SD: We’re all inspired by what we read, and I still read a lot of Clive Barker, Ramsey Campbell, and to a lesser extent HP Lovecraft, and many others who excel in dark fiction. So, I invariably stray to similar subjects such as the paranoiac thoughts, whispers, and psychological terrors of Campbell, the cosmic horrors and conspiracies told of by Lovecraft, and the sex-and-death, beauty-and-beast, bland-and-beautiful imagery of Barker. If I have ever come close to emulating or reflecting my thoughts and ideas with anything like the mastery of these iconic creatives, then I am a happy person indeed. I can’t be drawn away from these themes for long, despite trying (and it’s the same with my painting by the way, which is darkly surreal).
Has your writing practice or subject matter changed during the pandemic?
SD: I published two anthologies (Infected 1 and Infected 2, both for the Save the Children Coronavirus Response) during the worst of the pandemic here on this little island called Tasmania, which only lasted a couple of months, amazingly, thankfully. We were largely spared by location and geography, and some good luck, I feel. So, my writing and my reading matter changed for a while at least while I was reading submissions and editing the book. If not changed completely, it certainly, honed in on specific aspects, such as the fear that grips each and every one of us since COVID-19—the fear of infection and sickness and premature death; of our lives being controlled by obscure laws and ambiguous rules for our own protection; of having to evolve and conform to new patterns of social behaviour, safety in isolation, and so on. My short story Panopticon also reflects these feelings, although of course it was written and published some time before then.
You ran a publishing company, Things in The Well, for some time—what led to your decision to move on? Do you have any advice or insight to share with independent publishers out there?
SD: I edited and published 28 books under Things in The Well, all dark fiction and poetry, and many of the titles also included stories I wrote in that time (including two collections). So I guess above all I was burnt out, and these things don’t really make much money (many of the titles were for charity, which do make more money thanks to the generosity of the authors and artists involved). Meanwhile, the work effort and the time these consume is tremendous and when you add to that the normal (and sometimes extraordinary) pressures of everyday life, family, work, and of course COVID-19, I decided to pack it all up after I’d fulfilled all my obligations to my friends, authors, editors, etc.
What projects are you working on these days? Feel free to share any links, etc.

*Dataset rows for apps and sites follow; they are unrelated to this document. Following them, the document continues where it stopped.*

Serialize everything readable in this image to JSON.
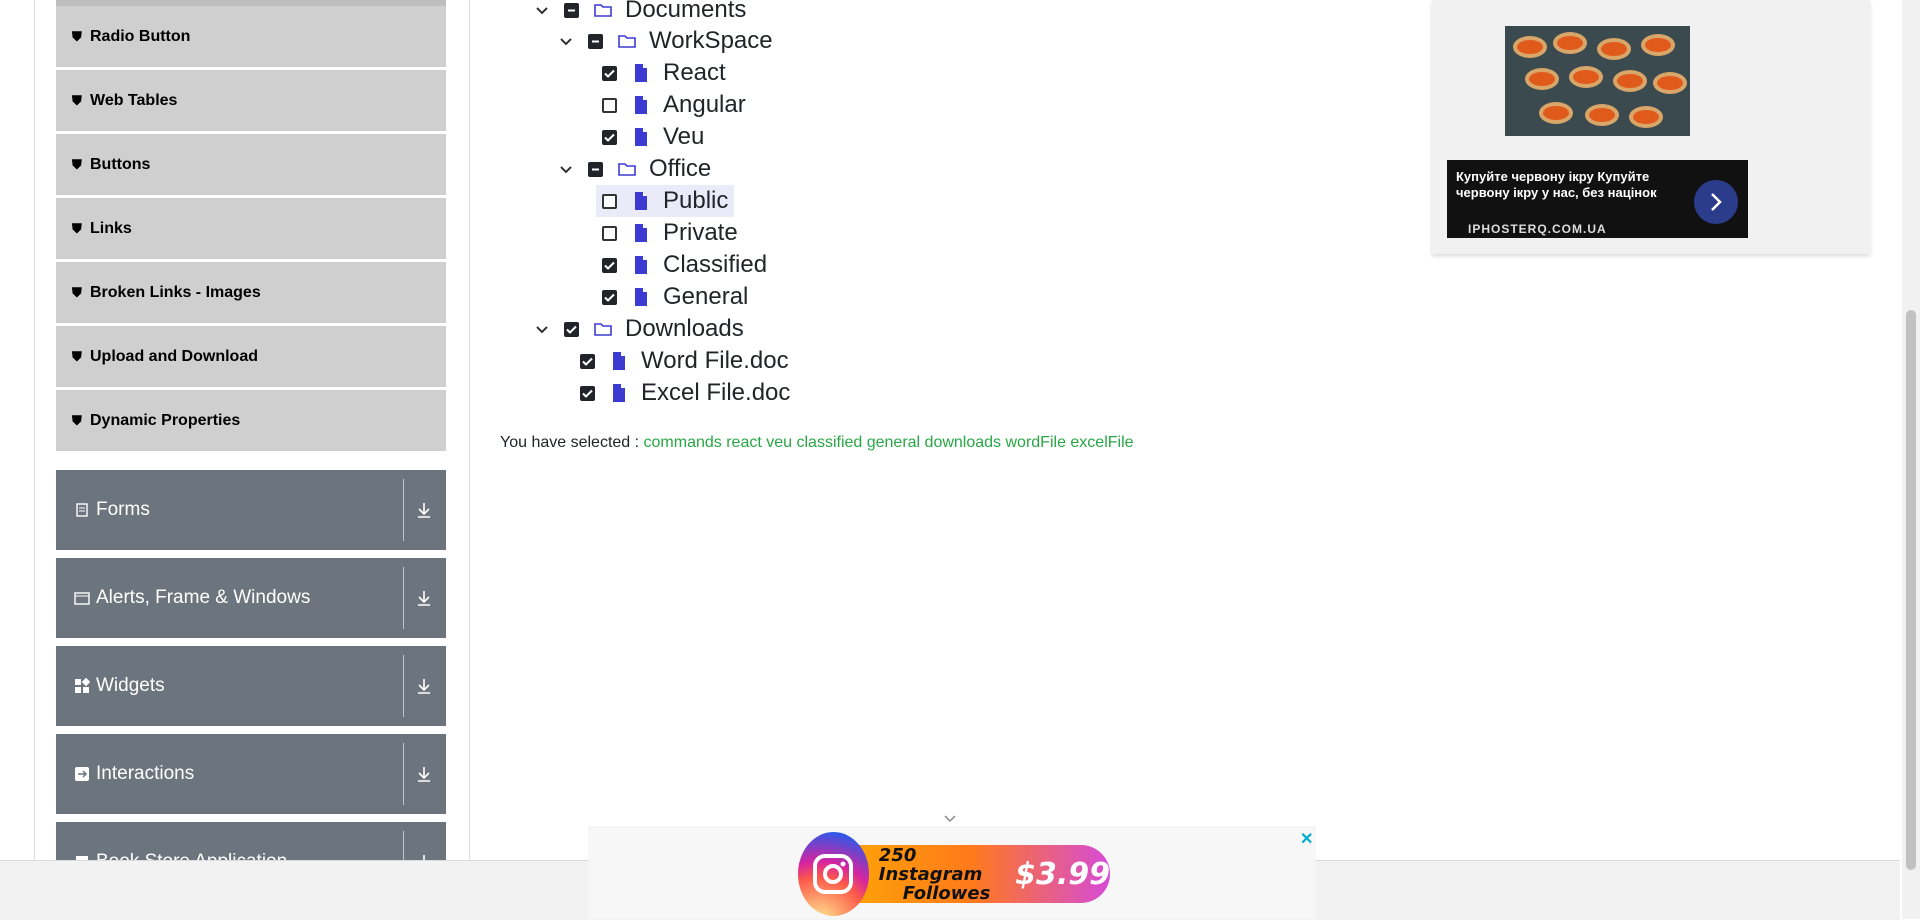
{
  "sidebar": {
    "elements_items": [
      {
        "label": "Radio Button"
      },
      {
        "label": "Web Tables"
      },
      {
        "label": "Buttons"
      },
      {
        "label": "Links"
      },
      {
        "label": "Broken Links - Images"
      },
      {
        "label": "Upload and Download"
      },
      {
        "label": "Dynamic Properties"
      }
    ],
    "groups": [
      {
        "label": "Forms",
        "icon": "form-icon"
      },
      {
        "label": "Alerts, Frame & Windows",
        "icon": "window-icon"
      },
      {
        "label": "Widgets",
        "icon": "widgets-icon"
      },
      {
        "label": "Interactions",
        "icon": "interactions-icon"
      },
      {
        "label": "Book Store Application",
        "icon": "book-icon"
      }
    ]
  },
  "tree": {
    "nodes": [
      {
        "label": "Documents",
        "state": "half",
        "type": "folder",
        "expanded": true
      },
      {
        "label": "WorkSpace",
        "state": "half",
        "type": "folder",
        "expanded": true
      },
      {
        "label": "React",
        "state": "checked",
        "type": "file"
      },
      {
        "label": "Angular",
        "state": "unchecked",
        "type": "file"
      },
      {
        "label": "Veu",
        "state": "checked",
        "type": "file"
      },
      {
        "label": "Office",
        "state": "half",
        "type": "folder",
        "expanded": true
      },
      {
        "label": "Public",
        "state": "unchecked",
        "type": "file",
        "highlighted": true
      },
      {
        "label": "Private",
        "state": "unchecked",
        "type": "file"
      },
      {
        "label": "Classified",
        "state": "checked",
        "type": "file"
      },
      {
        "label": "General",
        "state": "checked",
        "type": "file"
      },
      {
        "label": "Downloads",
        "state": "checked",
        "type": "folder",
        "expanded": true
      },
      {
        "label": "Word File.doc",
        "state": "checked",
        "type": "file"
      },
      {
        "label": "Excel File.doc",
        "state": "checked",
        "type": "file"
      }
    ]
  },
  "result": {
    "prefix": "You have selected :",
    "values": "commands react veu classified general downloads wordFile excelFile"
  },
  "side_ad": {
    "text": "Купуйте червону ікру Купуйте червону ікру у нас, без націнок",
    "domain": "IPHOSTERQ.COM.UA"
  },
  "bottom_ad": {
    "line1": "250 Instagram",
    "line2": "Followes",
    "price": "$3.99",
    "close": "✕"
  },
  "colors": {
    "accent_green": "#28a745",
    "sidebar_group": "#6c757d",
    "file_icon": "#3b3bd1"
  }
}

SD: Although I’ve drawn a line under Things in The Well and the publishing venture and charity books, I haven’t stopped writing. In fact I’ve since self-published a collection of dark poetry called Last Moments of Bliss and Other Empathies. It’s more of a vanity thing I suppose, although you can find it on Amazon and here in the libraries in Tasmania at least. Ironically, the titular poem is about me leaving behind my writing, much of which was set in the fictitious town of Bliss… But of course you can’t just stop writing once you get the bug. I’ve said several times that “not reading, not writing, is like not seeing, not being able to speak,” and that’s how I still feel. I have a collection that’s almost ready to publish, Unholy Beginnings and Unhappy Endings, and another collection that’s a good way to completion. Then I have a novella I wrote at a writing retreat I was awarded here in Tasmania last year. And I have at least one novel in the works, which is more of a psychological/crime thriller. Who knows if they will ever see print? I’d like them to see something put out by a large publisher, so just like Sandra, perhaps I can be remembered after I’ve left this place.